WILLIAMS, LEWIS ERSKINE WYNDHAM, who died on April 24, aged 73, was in the Oratory School XI before playing for Glamorgan in a few matches from 1928 to 1930. Tip Williams will best be remembered in Welsh club cricket circles as joint founder in 1926 of the South Wales Hunts C.C., of which he was captain, chairman and, last year, President.
WRIGHT, NICHOLAS EDWARD, who died at Corby on May 20, aged 73, played in eight matches for Northamptonshire in 1921 and 1922. He was in the Wellingborough XI for three seasons, 1918-20, when altogether he scored 441 runs, average 20.45, and he took 60 wickets for 23.76 runs each. He was believed to be the last surviving Wright, nine of whom appeared for the county. His brothers were Bertie and Philip Alan (Bill), the brothers Ernest, Stephen, Richard and Albert were cousins. R.C.B. and A.J.B. were unrelated to that family. He umpired and scored in the Weldon, Kettering and Rockingham districts up to a week before his death.
YARNOLD, HUGO, who died on August 13 aged 57, served Worcestershire with great loyalty as a wicket-keeper from 1938 to 1955 and then helped the game as a whole from 1959 as an umpire. He was returning home from officiating in the Northamptonshire v. Essex match at Wellingborough when his car was in collision with an eight-wheel lorry in Leamington.
This little man with a big heart took his chance when an accident brought the premature retirement of Syd Buller, with whom in later years he was to stand in the white coat. Once in the Worcestershire side he became a permanent fixture, helping in the dismissal of 695 batsmen, 462 of them caught, 233 stumped. He also scored 3,741 runs, average 10.45.
In his best seasons, 1949, 1950 and 1951, Yarnold had a hand in 110, 94 and 95 wickets respectively, and during the last of those three years he entered the record books with six stumpings in an innings, as well as one catch, playing against Scotland at Broughty Ferry. His high percentage of stumpings--as big as 47 against 63 catches in 1949--was attributable to his uncanny understanding with Roly Jenkins, whose leg breaks delivered from a crab-like action were not easy to take.

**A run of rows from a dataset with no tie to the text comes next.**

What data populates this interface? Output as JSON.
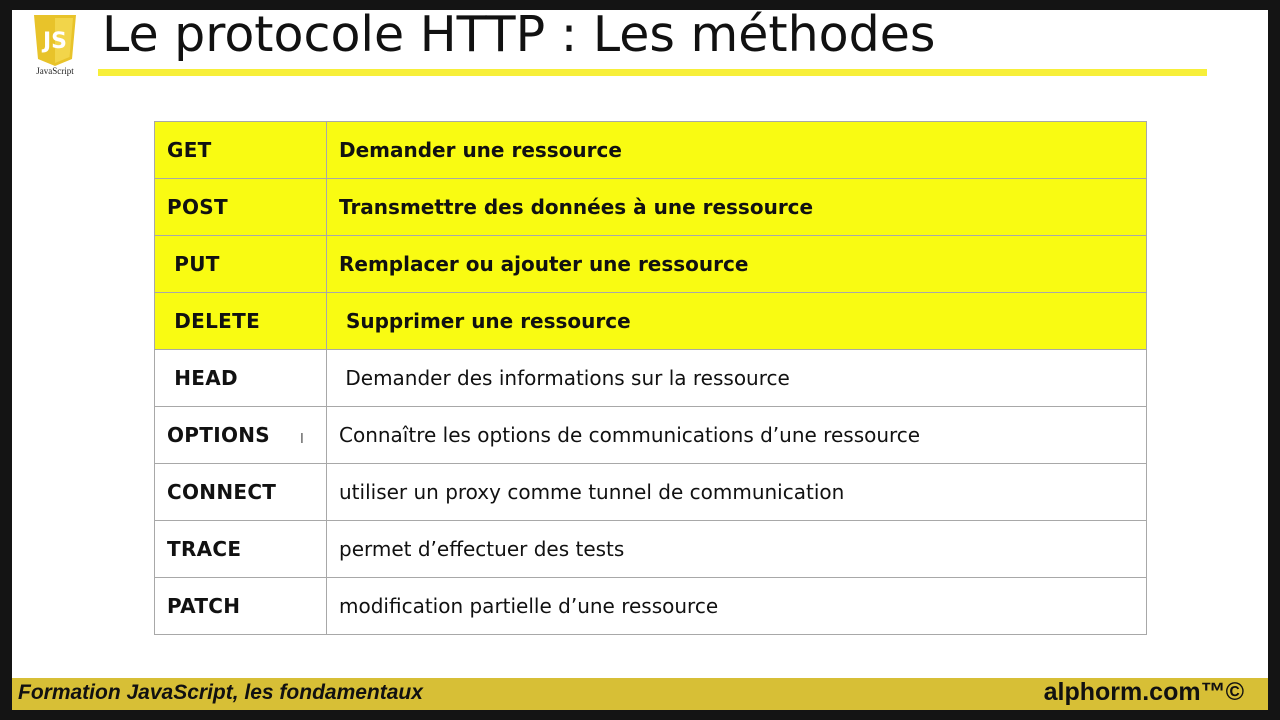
{
  "logo": {
    "icon": "javascript-shield-icon",
    "mark": "JS",
    "caption": "JavaScript",
    "color": "#e8c32a"
  },
  "title": "Le protocole HTTP : Les méthodes",
  "accent_color": "#f7ef3a",
  "highlight_color": "#f9fb12",
  "table": {
    "rows": [
      {
        "method": "GET",
        "description": "Demander une ressource",
        "highlighted": true
      },
      {
        "method": "POST",
        "description": "Transmettre des données à une ressource",
        "highlighted": true
      },
      {
        "method": " PUT",
        "description": "Remplacer ou ajouter une ressource",
        "highlighted": true
      },
      {
        "method": " DELETE",
        "description": " Supprimer une ressource",
        "highlighted": true
      },
      {
        "method": " HEAD",
        "description": " Demander des informations sur la ressource",
        "highlighted": false
      },
      {
        "method": "OPTIONS",
        "description": "Connaître les options de communications d’une ressource",
        "highlighted": false
      },
      {
        "method": "CONNECT",
        "description": "utiliser un proxy comme tunnel de communication",
        "highlighted": false
      },
      {
        "method": "TRACE",
        "description": "permet d’effectuer des tests",
        "highlighted": false
      },
      {
        "method": "PATCH",
        "description": "modification partielle d’une ressource",
        "highlighted": false
      }
    ]
  },
  "cursor_icon": "text-cursor-icon",
  "footer": {
    "course": "Formation JavaScript, les fondamentaux",
    "brand": "alphorm.com™©",
    "color": "#d7bf36"
  }
}
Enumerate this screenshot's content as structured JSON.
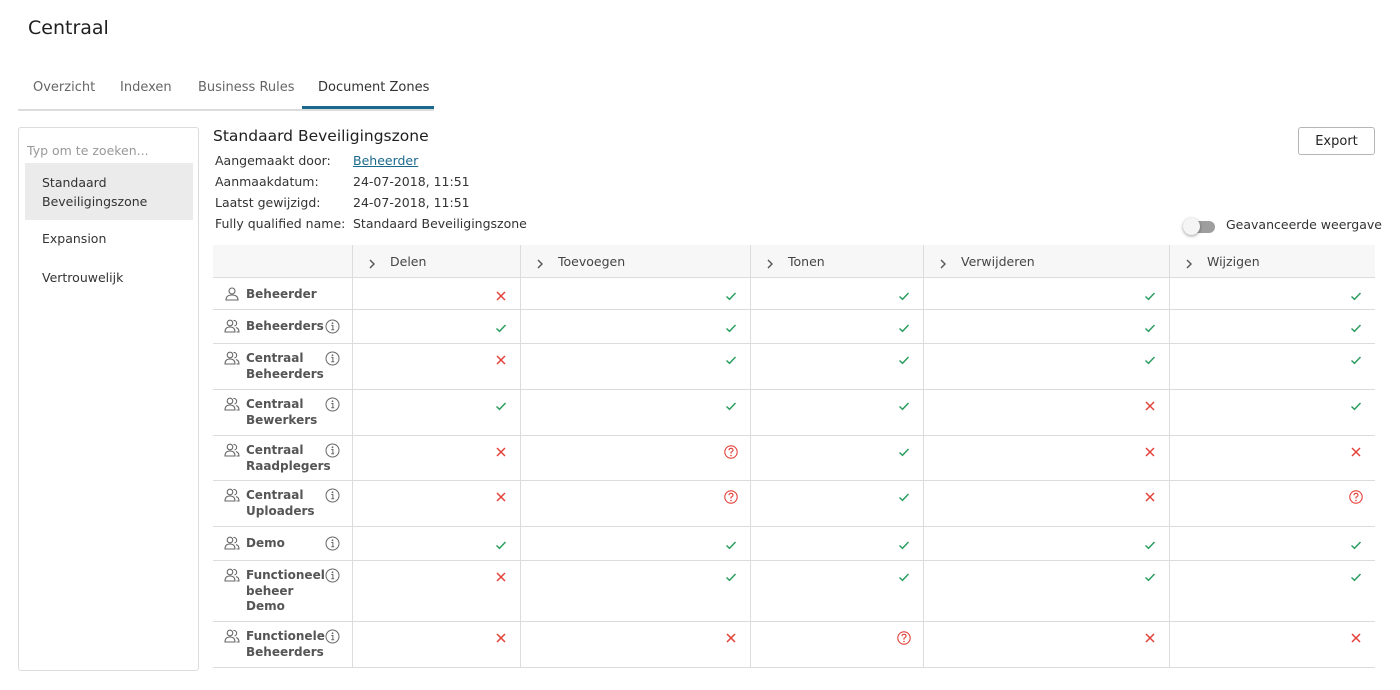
{
  "app": {
    "title": "Centraal"
  },
  "tabs": [
    "Overzicht",
    "Indexen",
    "Business Rules",
    "Document Zones"
  ],
  "sidebar": {
    "search_placeholder": "Typ om te zoeken...",
    "items": [
      {
        "label": "Standaard Beveiligingszone",
        "active": true
      },
      {
        "label": "Expansion",
        "active": false
      },
      {
        "label": "Vertrouwelijk",
        "active": false
      }
    ]
  },
  "zone": {
    "title": "Standaard Beveiligingszone",
    "created_by_label": "Aangemaakt door:",
    "created_by": "Beheerder",
    "created_date_label": "Aanmaakdatum:",
    "created_date": "24-07-2018, 11:51",
    "modified_label": "Laatst gewijzigd:",
    "modified": "24-07-2018, 11:51",
    "fqn_label": "Fully qualified name:",
    "fqn": "Standaard Beveiligingszone"
  },
  "actions": {
    "export_label": "Export"
  },
  "advanced_toggle": {
    "label": "Geavanceerde weergave",
    "on": false
  },
  "colors": {
    "check": "#2e9e61",
    "cross": "#e3423a",
    "unknown": "#e3423a",
    "accent": "#1b6a8e"
  },
  "permissions": {
    "columns": [
      "Delen",
      "Toevoegen",
      "Tonen",
      "Verwijderen",
      "Wijzigen"
    ],
    "rows": [
      {
        "name": "Beheerder",
        "icon": "user-icon",
        "info": false,
        "values": [
          "cross",
          "check",
          "check",
          "check",
          "check"
        ]
      },
      {
        "name": "Beheerders",
        "icon": "group-icon",
        "info": true,
        "values": [
          "check",
          "check",
          "check",
          "check",
          "check"
        ]
      },
      {
        "name": "Centraal Beheerders",
        "icon": "group-icon",
        "info": true,
        "values": [
          "cross",
          "check",
          "check",
          "check",
          "check"
        ]
      },
      {
        "name": "Centraal Bewerkers",
        "icon": "group-icon",
        "info": true,
        "values": [
          "check",
          "check",
          "check",
          "cross",
          "check"
        ]
      },
      {
        "name": "Centraal Raadplegers",
        "icon": "group-icon",
        "info": true,
        "values": [
          "cross",
          "unknown",
          "check",
          "cross",
          "cross"
        ]
      },
      {
        "name": "Centraal Uploaders",
        "icon": "group-icon",
        "info": true,
        "values": [
          "cross",
          "unknown",
          "check",
          "cross",
          "unknown"
        ]
      },
      {
        "name": "Demo",
        "icon": "group-icon",
        "info": true,
        "values": [
          "check",
          "check",
          "check",
          "check",
          "check"
        ]
      },
      {
        "name": "Functioneel beheer Demo",
        "icon": "group-icon",
        "info": true,
        "values": [
          "cross",
          "check",
          "check",
          "check",
          "check"
        ]
      },
      {
        "name": "Functionele Beheerders",
        "icon": "group-icon",
        "info": true,
        "values": [
          "cross",
          "cross",
          "unknown",
          "cross",
          "cross"
        ]
      }
    ]
  }
}
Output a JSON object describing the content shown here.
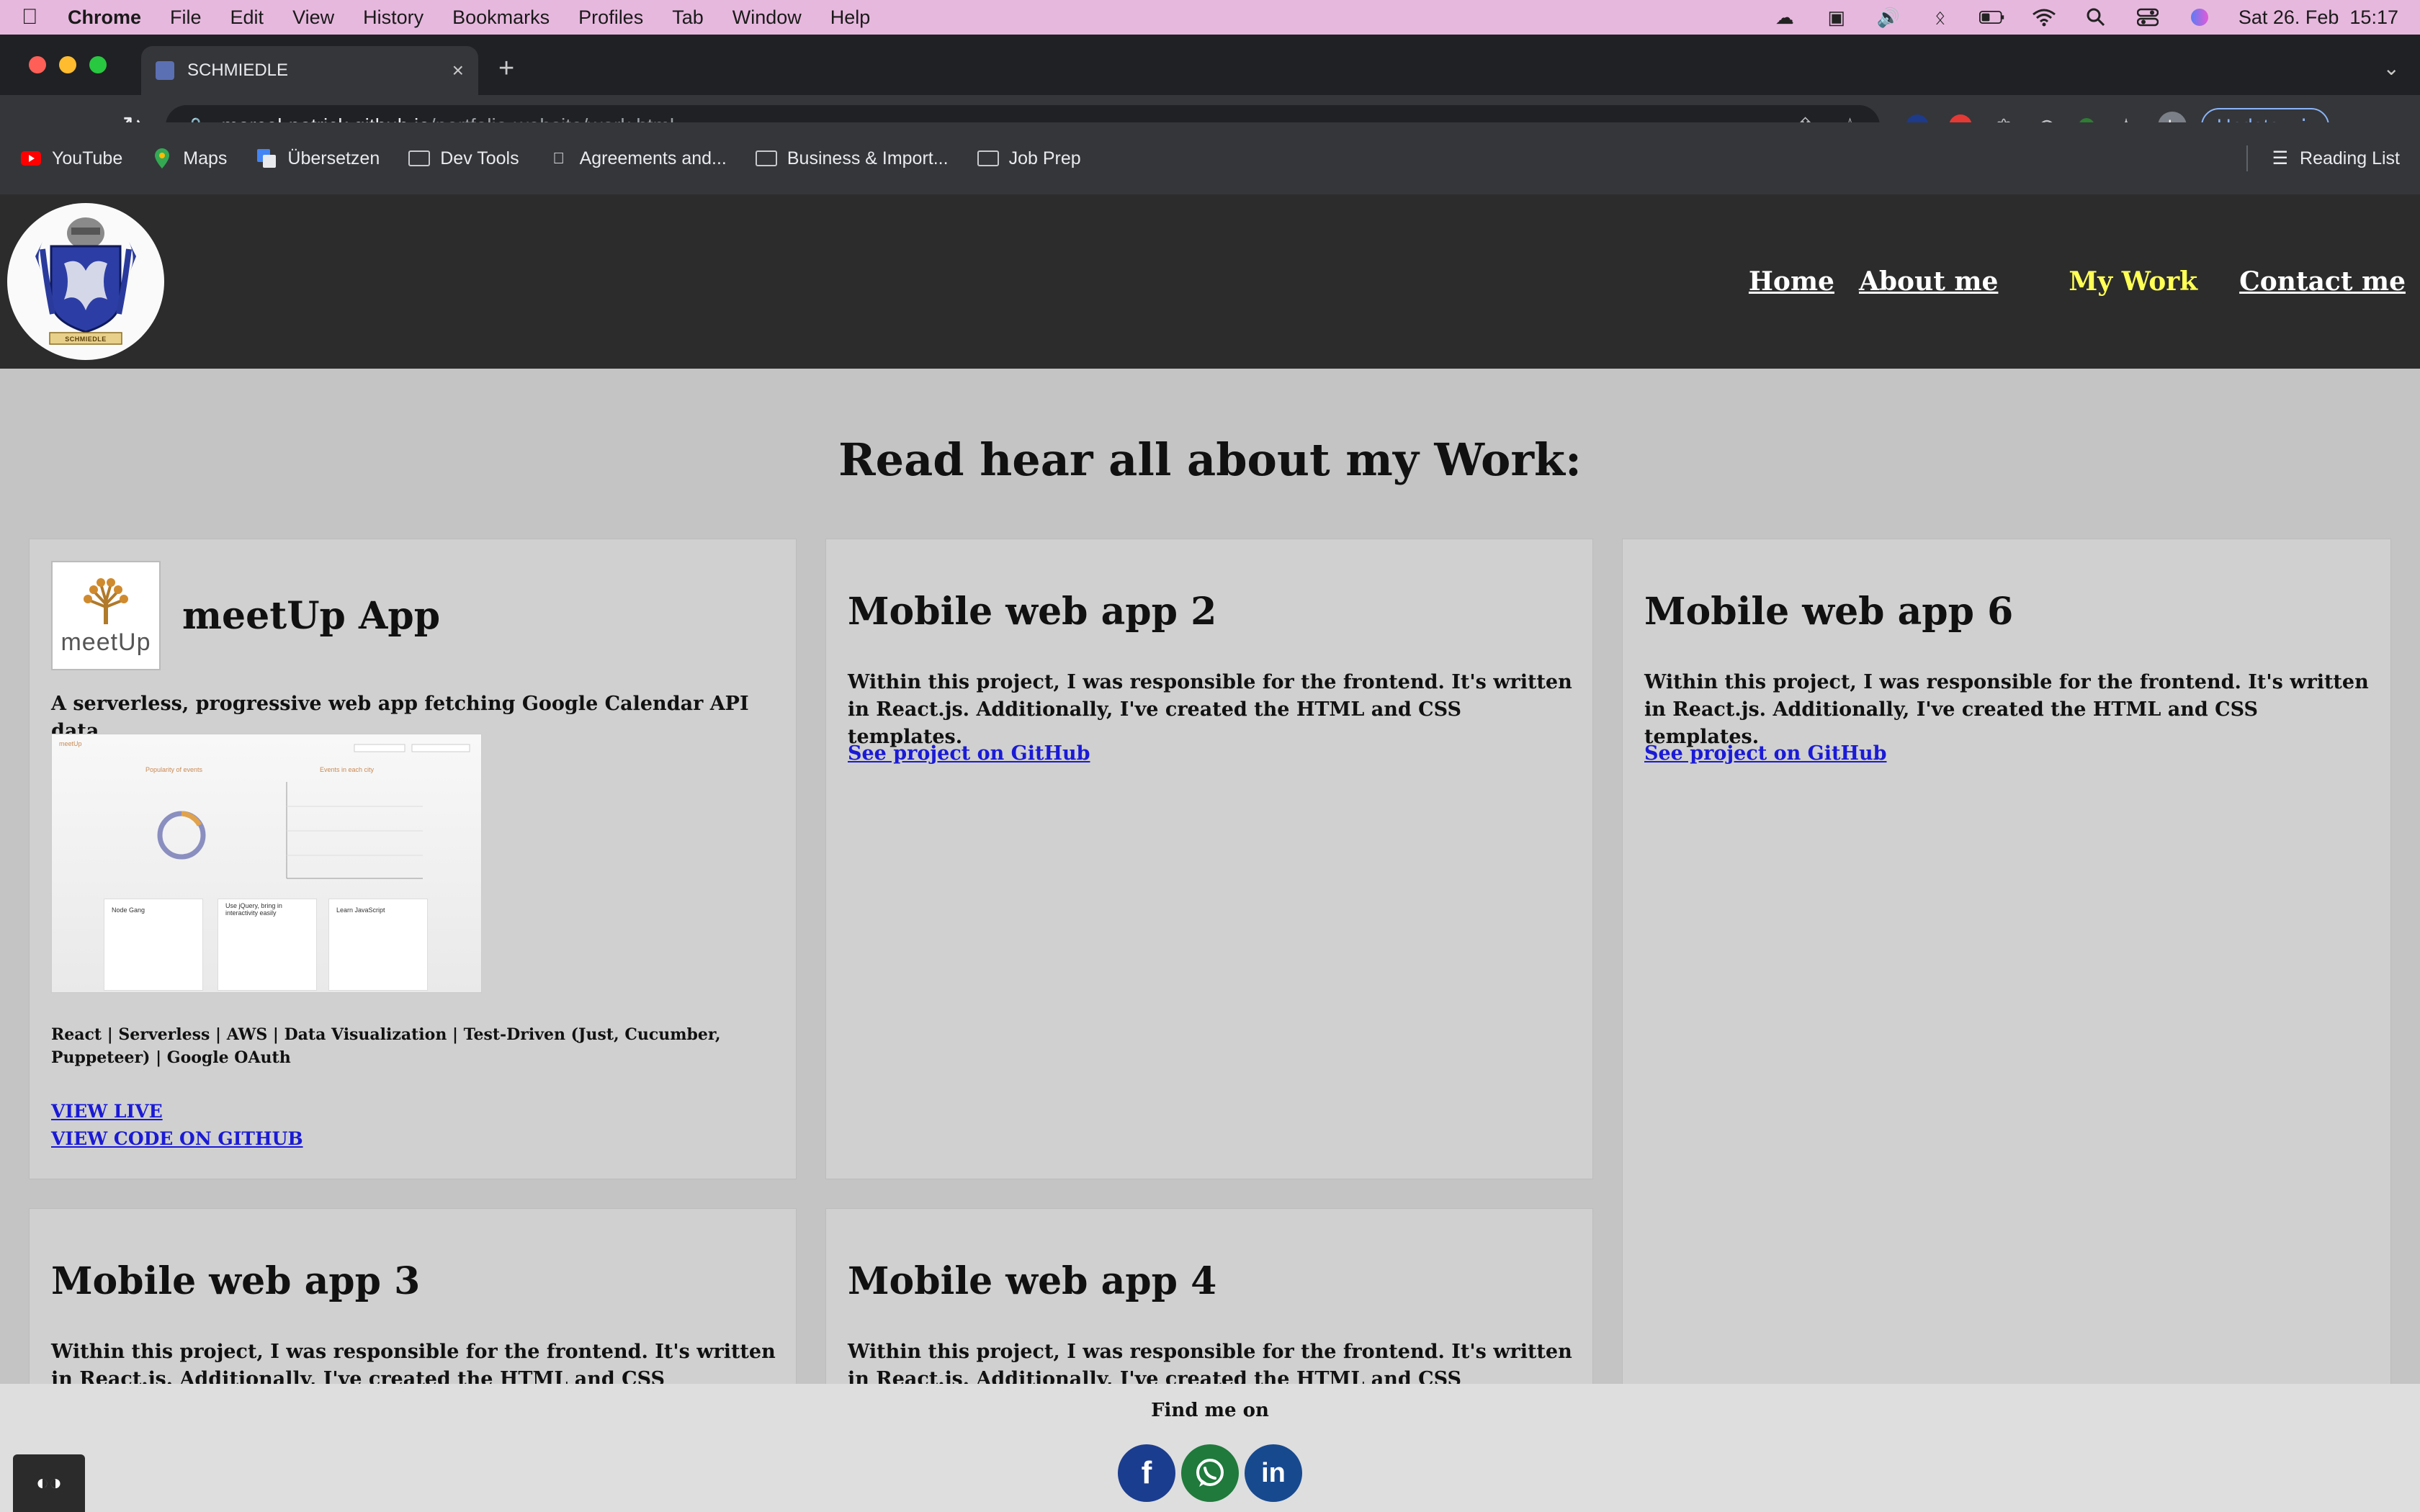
{
  "menubar": {
    "app": "Chrome",
    "items": [
      "File",
      "Edit",
      "View",
      "History",
      "Bookmarks",
      "Profiles",
      "Tab",
      "Window",
      "Help"
    ],
    "datetime": "Sat 26. Feb  15:17"
  },
  "browser": {
    "tab_title": "SCHMIEDLE",
    "url_host": "marcel-patrick.github.io",
    "url_path": "/portfolio-website/work.html",
    "update_label": "Update",
    "avatar_letter": "L",
    "bookmarks": [
      "YouTube",
      "Maps",
      "Übersetzen",
      "Dev Tools",
      "Agreements and...",
      "Business & Import...",
      "Job Prep"
    ],
    "reading_list": "Reading List"
  },
  "site": {
    "logo_text": "SCHMIEDLE",
    "nav": [
      "Home",
      "About me",
      "My Work",
      "Contact me"
    ],
    "active_nav": "My Work",
    "title": "Read hear all about my Work:",
    "cards": {
      "meetup": {
        "title": "meetUp App",
        "logo_word": "meetUp",
        "subtitle": "A serverless, progressive web app fetching Google Calendar API data",
        "tech": "React | Serverless | AWS | Data Visualization | Test-Driven (Just, Cucumber, Puppeteer) | Google OAuth",
        "link_live": "VIEW LIVE",
        "link_code": "VIEW CODE ON GITHUB",
        "shot": {
          "brand": "meetUp",
          "chart1": "Popularity of events",
          "chart2": "Events in each city",
          "events": [
            "Node Gang",
            "Use jQuery, bring in interactivity easily",
            "Learn JavaScript"
          ]
        }
      },
      "app2": {
        "title": "Mobile web app 2",
        "text": "Within this project, I was responsible for the frontend. It's written in React.js. Additionally, I've created the HTML and CSS templates.",
        "link": "See project on GitHub"
      },
      "app6": {
        "title": "Mobile web app 6",
        "text": "Within this project, I was responsible for the frontend. It's written in React.js. Additionally, I've created the HTML and CSS templates.",
        "link": "See project on GitHub"
      },
      "app3": {
        "title": "Mobile web app 3",
        "text": "Within this project, I was responsible for the frontend. It's written in React.js. Additionally, I've created the HTML and CSS templates."
      },
      "app4": {
        "title": "Mobile web app 4",
        "text": "Within this project, I was responsible for the frontend. It's written in React.js. Additionally, I've created the HTML and CSS templates."
      }
    },
    "footer": {
      "find": "Find me on",
      "socials": [
        "facebook-icon",
        "whatsapp-icon",
        "linkedin-icon"
      ]
    }
  },
  "colors": {
    "header_bg": "#2c2c2c",
    "nav_active": "#ffff55",
    "link": "#1a1ad6",
    "page_bg": "#c4c4c4",
    "card_bg": "#d0d0d0"
  }
}
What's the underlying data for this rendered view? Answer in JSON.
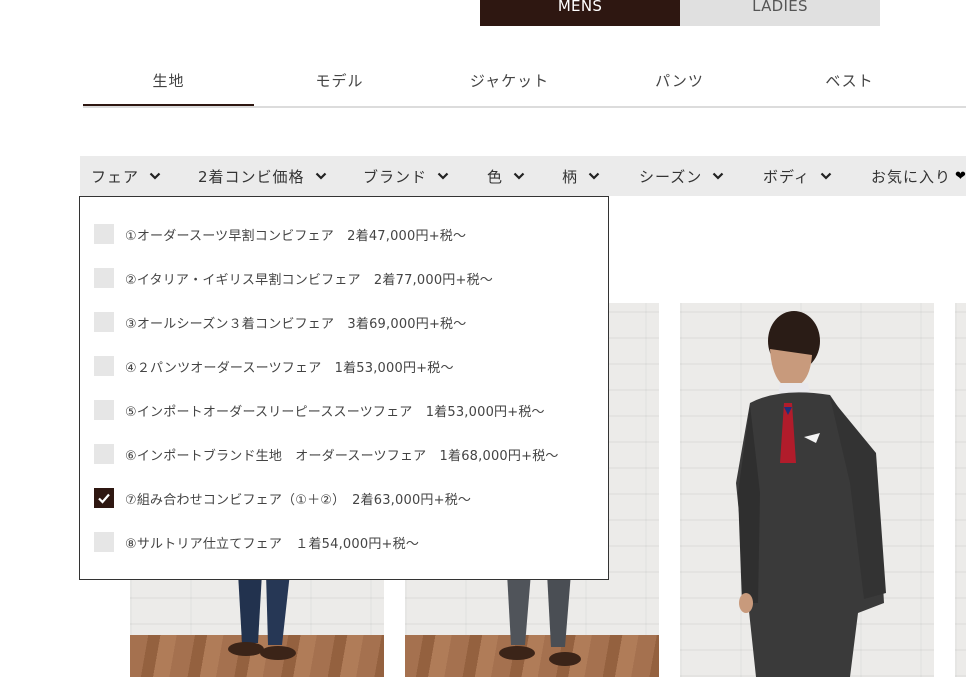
{
  "gender": {
    "mens": "MENS",
    "ladies": "LADIES"
  },
  "tabs": [
    "生地",
    "モデル",
    "ジャケット",
    "パンツ",
    "ベスト"
  ],
  "filters": [
    "フェア",
    "2着コンビ価格",
    "ブランド",
    "色",
    "柄",
    "シーズン",
    "ボディ",
    "お気に入り"
  ],
  "fair_options": [
    {
      "label": "①オーダースーツ早割コンビフェア　2着47,000円+税～",
      "checked": false
    },
    {
      "label": "②イタリア・イギリス早割コンビフェア　2着77,000円+税～",
      "checked": false
    },
    {
      "label": "③オールシーズン３着コンビフェア　3着69,000円+税～",
      "checked": false
    },
    {
      "label": "④２パンツオーダースーツフェア　1着53,000円+税～",
      "checked": false
    },
    {
      "label": "⑤インポートオーダースリーピーススーツフェア　1着53,000円+税～",
      "checked": false
    },
    {
      "label": "⑥インポートブランド生地　オーダースーツフェア　1着68,000円+税～",
      "checked": false
    },
    {
      "label": "⑦組み合わせコンビフェア（①＋②）　2着63,000円+税～",
      "checked": true
    },
    {
      "label": "⑧サルトリア仕立てフェア　１着54,000円+税～",
      "checked": false
    }
  ],
  "colors": {
    "accent": "#2e1711",
    "filter_bg": "#ebebeb",
    "checkbox_bg": "#e6e6e6"
  },
  "icons": {
    "filter_chevron": "chevron-down-icon",
    "favorite": "heart-icon",
    "checkbox": "check-icon"
  }
}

Yarnold's character shone through in his last four years as a player when he overcame the handicap of the removal of both knee caps. His steadfastness helped again as an umpire, winning him recognition in three Tests, one against Pakistan in 1967 and two against Australia the following year.